Can I make the judgment debtor tell me about his or her ability to pay?
If the judgment debtor refuses to say whether he or she can pay, you may get a court order to have the judgment debtor submit to an examination.
There are two examination procedures. With an Arrest and Examinations Act examination, the clerk of the court presides over the examination. The judgment creditor and the clerk ask questions about the judgment debtor's assets and ability to pay. The judgment debtor must answer the relevant examination questions. If the debtor can pay, the clerk may make an order to pay by installment. If the judgment debtor does not respect the order, you will need a lawyer to take civil action for contempt of a court order. There is also an examination procedure under the Rules of Court. This procedure is rarely used for small claims judgments. You should consult a lawyer to prepare for this examination.
IV. ENFORCING THE JUDGMENT
What if I decide that it is worthwhile to try enforcing the judgment?
Remember, you must register the judgment in the PPRS before you start these proceedings against personal property.
There are two main procedures to enforce a judgment:
- seizure and sale, and
What is an Order for Seizure and Sale?
It is a court order which directs the sheriff to try to seize and sell some of the judgment debtor's property to pay the judgment. To get one, take your judgment and a copy of your verification of registration in the PPRS to the clerk at the Court of Queen's Bench. Ask for an Order for Seizure and Sale (called Form 61A). Fill it out completely and take the order and a copy of your verification of registration in the PPRS to the sheriff's office. Do this in a district where you think the judgment debtor has property. The order is enforceable throughout the province.
Some property is exempt from seizure and sale. This includes some furniture and appliances, as well as one motor vehicle to a certain value. Property which is not exempt is called exigible. All exigible personal property must be sold before you can seize and sell land. It is advisable to consult a lawyer if you are going to try to seize and sell land.
How does an Order for Seizure and Sale work?
Once you have given the order to the sheriff, he or she will ask for instructions in writing, as well as payment of a $75 registration fee. The sheriff may ask for a security deposit to be sure that the Sheriff's Office can cover anticipated expenses of seizure and sale.
You can give any accurate information that you have about the judgment debtor to the Sheriff's Office. This will help the investigation and speed up the process. You can include the debtor's name, street address (not just mailing address) with apartment number, place of employment, and so on. You can also give specifics about the judgment debtor's property you want the sheriff to seize and sell. Make sure the information is accurate, because you may be liable for damages if it is not. The sheriff will usually give the judgment debtor a demand to settle the matter within fourteen days before proceeding further because costs will increase as the procedure continues. This is the reason for the security deposit.
The sheriff will try to recover enough money from the seizure and sale to pay you and cover any additional expenses. Additional costs could include locksmiths, storage and labour, advertising, etc. Note that you may lose your security deposit if the sheriff does not recover enough money to cover expenses.
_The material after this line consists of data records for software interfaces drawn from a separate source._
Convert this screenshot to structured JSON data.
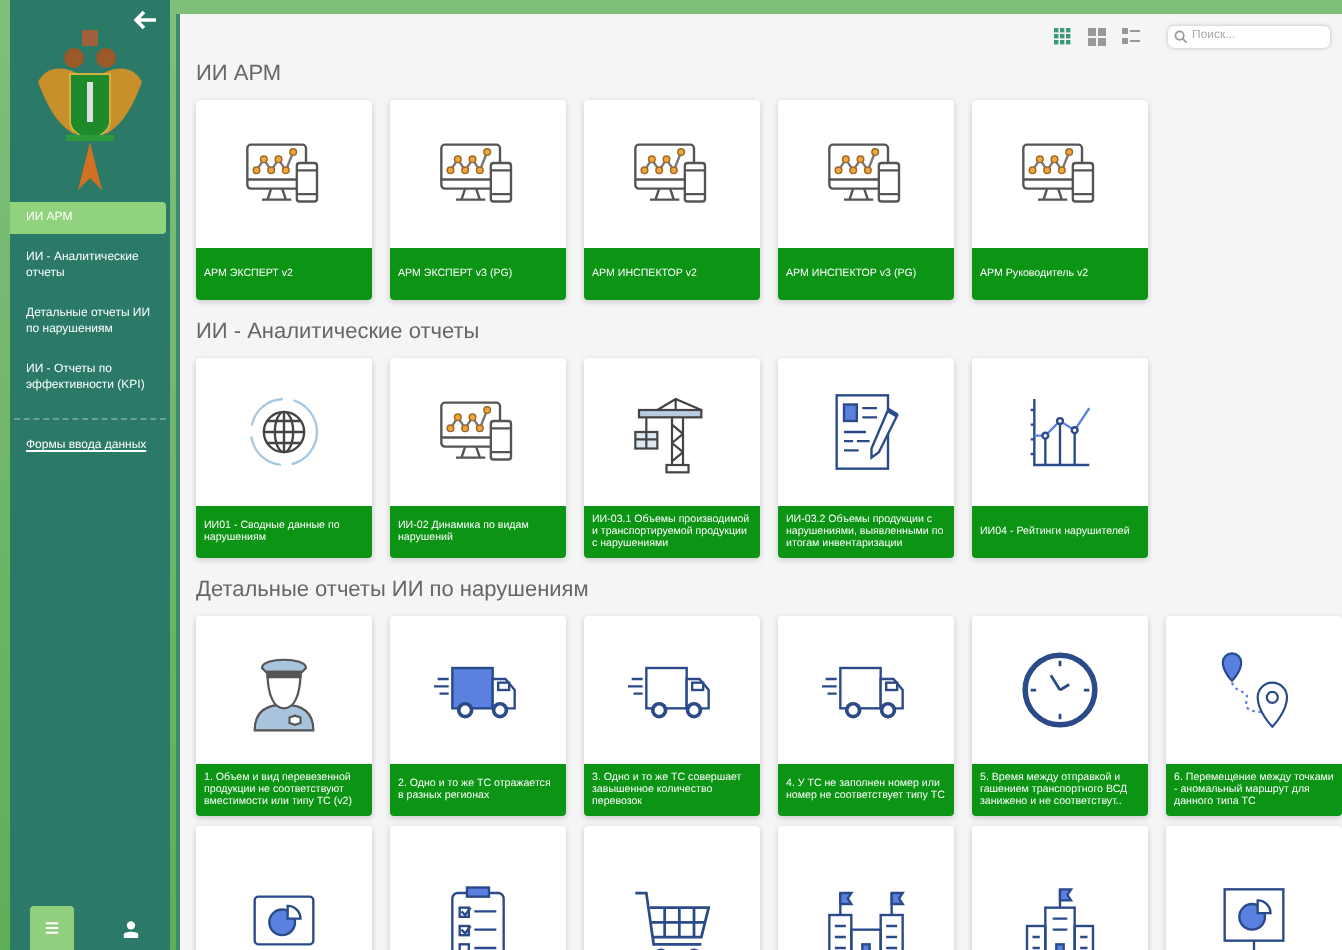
{
  "sidebar": {
    "items": [
      {
        "label": "ИИ АРМ",
        "selected": true
      },
      {
        "label": "ИИ - Аналитические отчеты",
        "selected": false
      },
      {
        "label": "Детальные отчеты ИИ по нарушениям",
        "selected": false
      },
      {
        "label": "ИИ - Отчеты по эффективности (KPI)",
        "selected": false
      }
    ],
    "link": "Формы ввода данных"
  },
  "toolbar": {
    "views": [
      {
        "kind": "grid",
        "selected": true
      },
      {
        "kind": "tiles",
        "selected": false
      },
      {
        "kind": "list",
        "selected": false
      }
    ],
    "search": {
      "placeholder": "Поиск..."
    }
  },
  "sections": [
    {
      "title": "ИИ АРМ",
      "cards": [
        {
          "kind": "monitor",
          "caption": "АРМ ЭКСПЕРТ v2"
        },
        {
          "kind": "monitor",
          "caption": "АРМ ЭКСПЕРТ v3 (PG)"
        },
        {
          "kind": "monitor",
          "caption": "АРМ ИНСПЕКТОР v2"
        },
        {
          "kind": "monitor",
          "caption": "АРМ ИНСПЕКТОР v3 (PG)"
        },
        {
          "kind": "monitor",
          "caption": "АРМ Руководитель v2"
        }
      ]
    },
    {
      "title": "ИИ - Аналитические отчеты",
      "cards": [
        {
          "kind": "globe",
          "caption": "ИИ01 - Сводные данные по нарушениям"
        },
        {
          "kind": "monitor",
          "caption": "ИИ-02 Динамика по видам нарушений"
        },
        {
          "kind": "crane",
          "caption": "ИИ-03.1 Объемы производимой и транспортируемой продукции с нарушениями"
        },
        {
          "kind": "document",
          "caption": "ИИ-03.2 Объемы продукции с нарушениями, выявленными по итогам инвентаризации"
        },
        {
          "kind": "linechart",
          "caption": "ИИ04 - Рейтинги нарушителей"
        }
      ]
    },
    {
      "title": "Детальные отчеты ИИ по нарушениям",
      "cards": [
        {
          "kind": "officer",
          "caption": "1. Объем и вид перевезенной продукции не соответствуют вместимости или типу ТС (v2)"
        },
        {
          "kind": "truckfilled",
          "caption": "2. Одно и то же ТС отражается в разных регионах"
        },
        {
          "kind": "truck",
          "caption": "3. Одно и то же ТС совершает завышенное количество перевозок"
        },
        {
          "kind": "truck",
          "caption": "4. У ТС не заполнен номер или номер не соответствует типу ТС"
        },
        {
          "kind": "clock",
          "caption": "5. Время между отправкой и гашением транспортного ВСД занижено и не соответствут.."
        },
        {
          "kind": "route",
          "caption": "6. Перемещение между точками - аномальный маршрут для данного типа ТС"
        },
        {
          "kind": "laptop"
        },
        {
          "kind": "checklist"
        },
        {
          "kind": "cart"
        },
        {
          "kind": "buildingflags"
        },
        {
          "kind": "building"
        },
        {
          "kind": "board"
        }
      ]
    }
  ]
}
The sheriff will do as much as possible to successfully execute the order and then return it to you indicating what happened.
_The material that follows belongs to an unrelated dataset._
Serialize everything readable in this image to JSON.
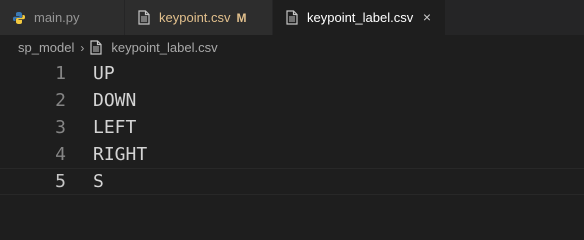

What happens to the money from the seizure and sale?
If you are the only creditor and the amount of money recovered is less than $750, the sheriff will give it to you after recouping costs. If the sheriff recovers more than $750, the sheriff will hold the money for thirty days in case of other creditors. If the other creditors make a claim on the money recovered, they will receive a share in proportion to their claim. Also, certain creditors may have priority over you, such as banks and government agencies. They will have first claim to the money. You will receive your share of the money after priority creditors get theirs.
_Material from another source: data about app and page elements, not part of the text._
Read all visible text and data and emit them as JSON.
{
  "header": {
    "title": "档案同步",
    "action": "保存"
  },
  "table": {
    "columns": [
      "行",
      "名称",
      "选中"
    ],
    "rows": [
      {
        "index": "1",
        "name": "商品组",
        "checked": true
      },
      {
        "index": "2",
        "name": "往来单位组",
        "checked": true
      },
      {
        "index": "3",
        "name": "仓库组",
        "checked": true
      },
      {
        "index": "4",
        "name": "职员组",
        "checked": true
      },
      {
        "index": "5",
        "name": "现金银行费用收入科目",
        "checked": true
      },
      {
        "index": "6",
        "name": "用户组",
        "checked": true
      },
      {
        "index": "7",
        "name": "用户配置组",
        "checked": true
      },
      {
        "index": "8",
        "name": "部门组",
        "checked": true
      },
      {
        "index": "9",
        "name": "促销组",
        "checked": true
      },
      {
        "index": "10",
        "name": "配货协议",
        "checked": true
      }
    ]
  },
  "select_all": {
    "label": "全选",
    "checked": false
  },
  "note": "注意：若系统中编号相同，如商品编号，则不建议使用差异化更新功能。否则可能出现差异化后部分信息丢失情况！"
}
What is garnishment?
Garnishment is a court order demanding that a third party who owes money to a judgment debtor pay the judgment creditor instead. For example, if the judgment debtor has a bank account with money in it, the court can require the bank to pay you. It does not apply to wages, so the court will not order the debtor's employer to pay the debtor's wages to you. To get a garnishment order, you must apply to the court. This is a complex procedure and you will need to consult a lawyer. If you think that the judgment debtor has surplus income, you may be able to get a payment order (See examinations section).
What else should I know?
- If the judgment debtor goes bankrupt, the rules change completely. You will not be able to continue with enforcement proceedings.
- Many potential complications may arise during the enforcement process. For example, there may be a dispute about who really owns the property, property may be jointly owned, or there may be security interests.
- After you receive complete payment for the judgment, you must discharge a Notice of Judgment at the PPRS within 30 days.